It can be all too easy to lose the month in extensive NaNoWriMo planning or, on the other end, not doing any planning at all. For some, the knowledge that there’s still a whole 31 days until NaNoWriMo sweeps in and commandeers our lives is enough to kick that procrastination bug into overdrive; for others, realizing it’s only 31 days away is just what we need to set off an all-encompassing planning project. Since we thankfully still have a few days until October arrives, here’s how to find that elusive middle ground so you can both prepare for NaNo and still give much-needed attention to your other projects:

  1. Set a goal. Are you working on a few short stories or poems? Finishing the first draft of a novel?
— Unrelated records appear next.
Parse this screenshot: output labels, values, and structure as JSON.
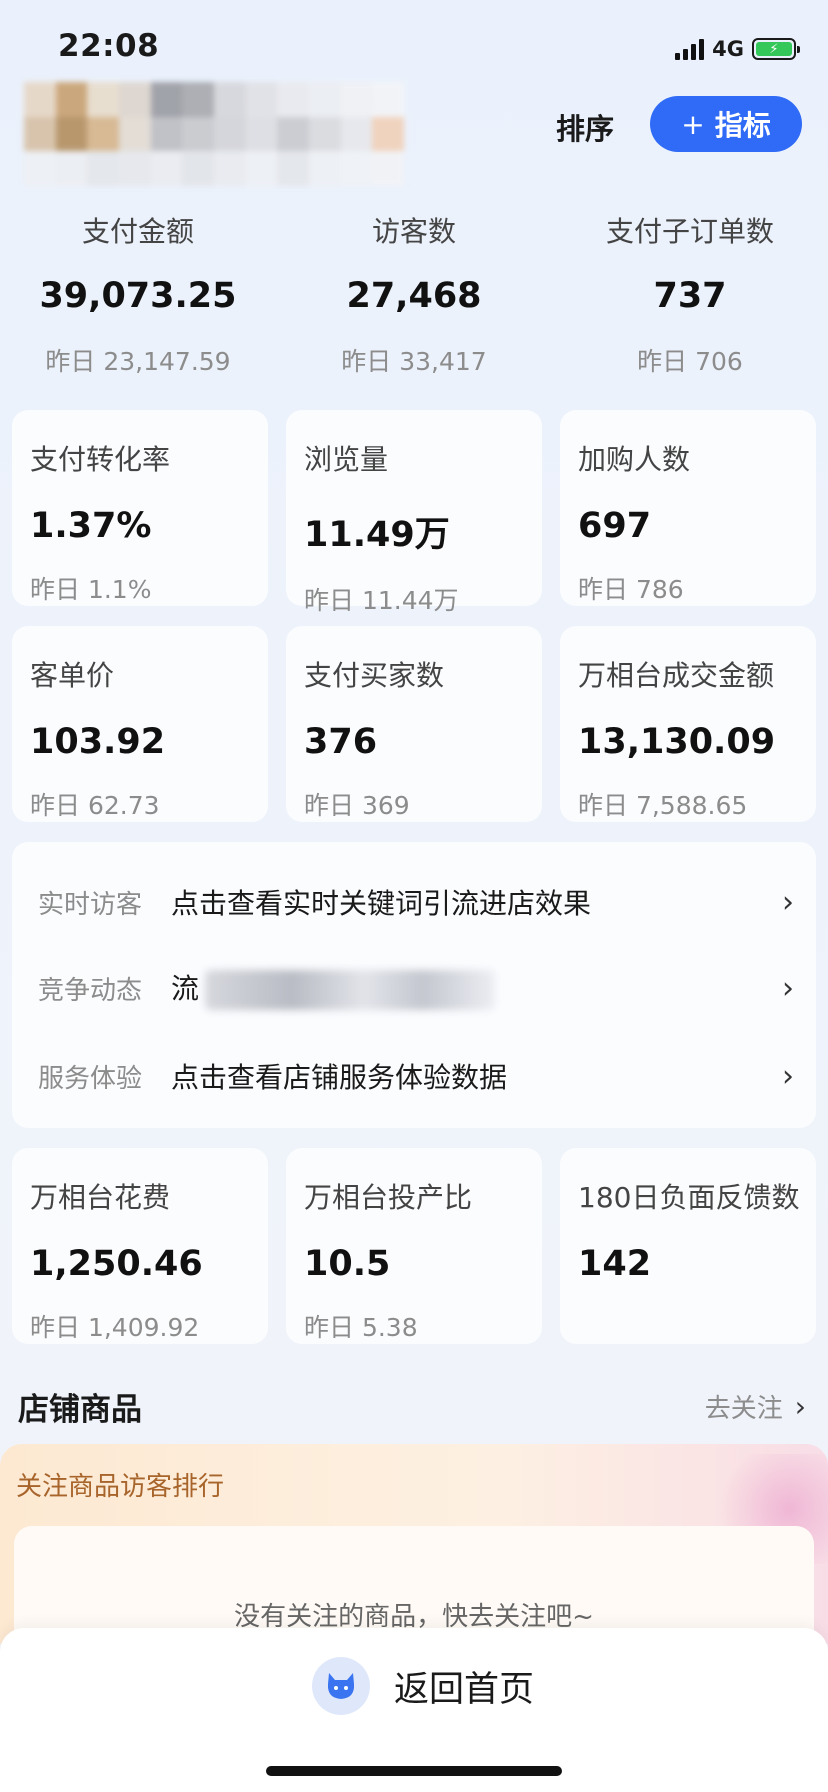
{
  "status_bar": {
    "time": "22:08",
    "network": "4G"
  },
  "header": {
    "sort_label": "排序",
    "metric_button_label": "指标",
    "plus_glyph": "+"
  },
  "top_metrics": [
    {
      "label": "支付金额",
      "value": "39,073.25",
      "yesterday": "昨日 23,147.59"
    },
    {
      "label": "访客数",
      "value": "27,468",
      "yesterday": "昨日 33,417"
    },
    {
      "label": "支付子订单数",
      "value": "737",
      "yesterday": "昨日 706"
    }
  ],
  "cards": [
    {
      "label": "支付转化率",
      "value": "1.37%",
      "yesterday": "昨日 1.1%"
    },
    {
      "label": "浏览量",
      "value": "11.49万",
      "yesterday": "昨日 11.44万"
    },
    {
      "label": "加购人数",
      "value": "697",
      "yesterday": "昨日 786"
    },
    {
      "label": "客单价",
      "value": "103.92",
      "yesterday": "昨日 62.73"
    },
    {
      "label": "支付买家数",
      "value": "376",
      "yesterday": "昨日 369"
    },
    {
      "label": "万相台成交金额",
      "value": "13,130.09",
      "yesterday": "昨日 7,588.65"
    }
  ],
  "info_rows": [
    {
      "label": "实时访客",
      "text": "点击查看实时关键词引流进店效果"
    },
    {
      "label": "竞争动态",
      "text": "流"
    },
    {
      "label": "服务体验",
      "text": "点击查看店铺服务体验数据"
    }
  ],
  "cards2": [
    {
      "label": "万相台花费",
      "value": "1,250.46",
      "yesterday": "昨日 1,409.92"
    },
    {
      "label": "万相台投产比",
      "value": "10.5",
      "yesterday": "昨日 5.38"
    },
    {
      "label": "180日负面反馈数",
      "value": "142",
      "yesterday": ""
    }
  ],
  "store_goods": {
    "title": "店铺商品",
    "follow_link": "去关注",
    "panel_title": "关注商品访客排行",
    "empty_text": "没有关注的商品，快去关注吧~"
  },
  "bottom": {
    "home_label": "返回首页"
  },
  "colors": {
    "accent": "#2f6bf6",
    "muted": "#8c8c8c",
    "panel_orange": "#a8652b"
  },
  "icons": [
    "chevron-right-icon",
    "plus-icon",
    "mascot-icon",
    "signal-icon",
    "battery-icon"
  ]
}
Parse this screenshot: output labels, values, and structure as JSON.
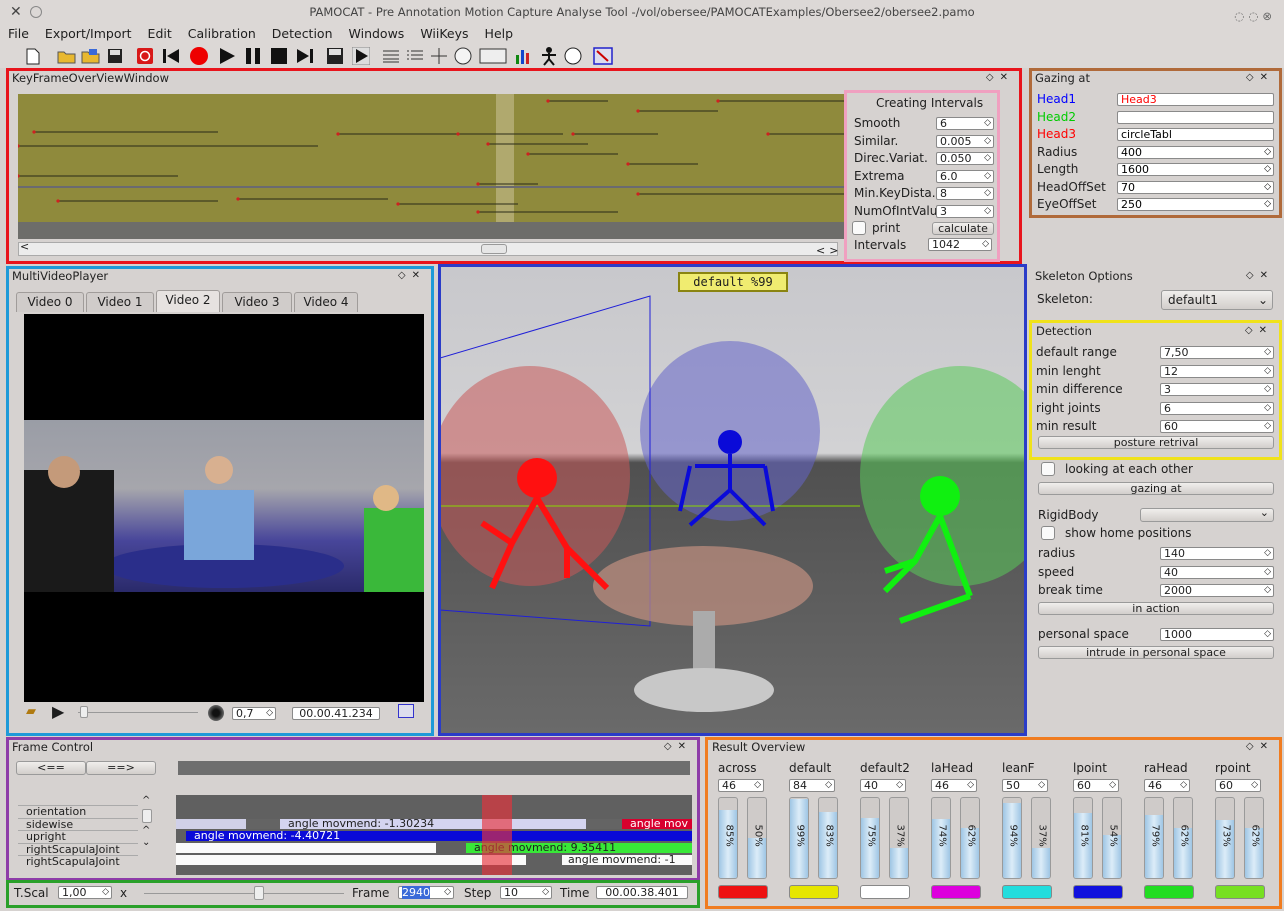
{
  "window": {
    "title": "PAMOCAT - Pre Annotation Motion Capture Analyse Tool -/vol/obersee/PAMOCATExamples/Obersee2/obersee2.pamo"
  },
  "menu": [
    "File",
    "Export/Import",
    "Edit",
    "Calibration",
    "Detection",
    "Windows",
    "WiiKeys",
    "Help"
  ],
  "keyframe": {
    "title": "KeyFrameOverViewWindow"
  },
  "intervals": {
    "title": "Creating Intervals",
    "fields": [
      {
        "label": "Smooth",
        "value": "6"
      },
      {
        "label": "Similar.",
        "value": "0.005"
      },
      {
        "label": "Direc.Variat.",
        "value": "0.050"
      },
      {
        "label": "Extrema",
        "value": "6.0"
      },
      {
        "label": "Min.KeyDista.",
        "value": "8"
      },
      {
        "label": "NumOfIntValu.",
        "value": "3"
      }
    ],
    "print": "print",
    "calculate": "calculate",
    "intervals_label": "Intervals",
    "intervals_value": "1042"
  },
  "gazing": {
    "title": "Gazing at",
    "rows": [
      {
        "label": "Head1",
        "value": "Head3",
        "color": "#0000ff",
        "vcolor": "#ff0000"
      },
      {
        "label": "Head2",
        "value": "",
        "color": "#00cc00",
        "vcolor": "#000"
      },
      {
        "label": "Head3",
        "value": "circleTabl",
        "color": "#ff0000",
        "vcolor": "#000"
      },
      {
        "label": "Radius",
        "value": "400",
        "color": "#222",
        "vcolor": "#000"
      },
      {
        "label": "Length",
        "value": "1600",
        "color": "#222",
        "vcolor": "#000"
      },
      {
        "label": "HeadOffSet",
        "value": "70",
        "color": "#222",
        "vcolor": "#000"
      },
      {
        "label": "EyeOffSet",
        "value": "250",
        "color": "#222",
        "vcolor": "#000"
      }
    ]
  },
  "multivideo": {
    "title": "MultiVideoPlayer",
    "tabs": [
      "Video 0",
      "Video 1",
      "Video 2",
      "Video 3",
      "Video 4"
    ],
    "active": 2,
    "speed": "0,7",
    "time": "00.00.41.234"
  },
  "scene": {
    "label": "default %99"
  },
  "skeleton": {
    "title": "Skeleton Options",
    "skeleton_label": "Skeleton:",
    "skeleton_value": "default1"
  },
  "detection": {
    "title": "Detection",
    "fields": [
      {
        "label": "default range",
        "value": "7,50"
      },
      {
        "label": "min lenght",
        "value": "12"
      },
      {
        "label": "min difference",
        "value": "3"
      },
      {
        "label": "right joints",
        "value": "6"
      },
      {
        "label": "min result",
        "value": "60"
      }
    ],
    "button": "posture retrival"
  },
  "gaze_opts": {
    "looking": "looking at each other",
    "gazing_btn": "gazing at"
  },
  "rigid": {
    "label": "RigidBody",
    "show_home": "show home positions",
    "fields": [
      {
        "label": "radius",
        "value": "140"
      },
      {
        "label": "speed",
        "value": "40"
      },
      {
        "label": "break time",
        "value": "2000"
      }
    ],
    "in_action": "in action",
    "personal_label": "personal space",
    "personal_value": "1000",
    "intrude": "intrude in personal space"
  },
  "frame_control": {
    "title": "Frame Control",
    "back": "<==",
    "fwd": "==>",
    "rows": [
      "orientation",
      "sidewise",
      "upright",
      "rightScapulaJoint",
      "rightScapulaJoint"
    ],
    "bars": [
      "angle movmend: -1.30234",
      "angle mov",
      "angle movmend: -4.40721",
      "angle movmend: 9.35411",
      "angle movmend: -1"
    ]
  },
  "bottom": {
    "tscal_label": "T.Scal",
    "tscal_value": "1,00",
    "x_label": "x",
    "frame_label": "Frame",
    "frame_value": "2940",
    "step_label": "Step",
    "step_value": "10",
    "time_label": "Time",
    "time_value": "00.00.38.401"
  },
  "result": {
    "title": "Result Overview",
    "cols": [
      {
        "name": "across",
        "value": "46",
        "p1": 85,
        "p2": 50,
        "color": "#ee1111"
      },
      {
        "name": "default",
        "value": "84",
        "p1": 99,
        "p2": 83,
        "color": "#e6e600"
      },
      {
        "name": "default2",
        "value": "40",
        "p1": 75,
        "p2": 37,
        "color": "#ffffff"
      },
      {
        "name": "laHead",
        "value": "46",
        "p1": 74,
        "p2": 62,
        "color": "#dd00dd"
      },
      {
        "name": "leanF",
        "value": "50",
        "p1": 94,
        "p2": 37,
        "color": "#22dddd"
      },
      {
        "name": "lpoint",
        "value": "60",
        "p1": 81,
        "p2": 54,
        "color": "#1111dd"
      },
      {
        "name": "raHead",
        "value": "46",
        "p1": 79,
        "p2": 62,
        "color": "#22dd22"
      },
      {
        "name": "rpoint",
        "value": "60",
        "p1": 73,
        "p2": 62,
        "color": "#77e022"
      }
    ]
  },
  "highlight_colors": {
    "keyframe": "#e8141c",
    "gazing": "#b06a3a",
    "multivideo": "#1e9ad8",
    "scene": "#2a3cc8",
    "detection": "#f0e21a",
    "frame_control": "#8e3ca8",
    "bottom": "#2aa02a",
    "result": "#f07c20",
    "intervals": "#f0a0c0"
  }
}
Making revisions to a completed one? Whatever your current situation is, come to terms with the fact that unless you’re using NaNoWriMo to chip away at a current work-in-progress, you’ll likely have to put your current project(s) aside for an entire month come November. This means making sure you’re able to finish what you’re working on or get to a logical stopping point before the month is over. Likewise, you’ll have to have some kind of plan to get through NaNoWriMo (unless you’re a true-blue discovery writer—in which case, we salute you), so you also have to determine what you need ready when the clock hits midnight on November first. Figure out what these goals are and write them down.
  2. Structure your time. It’s hard to tell when to stop yourself when you’re on a roll; there’s a fine line between putting a lid on your creativity and preventing yourself from going on a complete tangent. Only you can know your own writing process and habits, but to avoid getting carried away with either your current work or your planning, alot your time accordingly. If you write for an hour per day, for example, split that time up into sections that make sense for your current situation and do your best to stick to those time restrictions: for example, 45 minutes of writing and 15 minutes of NaNoWriMo planning per day, or 30/30, etc.
  3. Partake in a challenge. Last year, writers across Twitter took to #OctoWriMo to help them get into the habit for NaNoWriMo. If planning isn’t your concern, but the habit is, consider trying something like this out—it’ll get you into shape for NaNo while giving you an extra boost on your current projects! Either revive the old #OctoWriMo hashtag or create your own. Have fun with it! You’ll find that gathering some friends or writing buddies to try the challenge with you is always a great motivator. Likewise, you can always set a #WriteChain goal that encompasses both current and future work, such as “write one page of project X and work on one page of outlining for project Y per day,” and also gets you back into the habit of writing daily.

What are your writing plans for October? Does NaNoWriMo factor heavily into them? Let us know!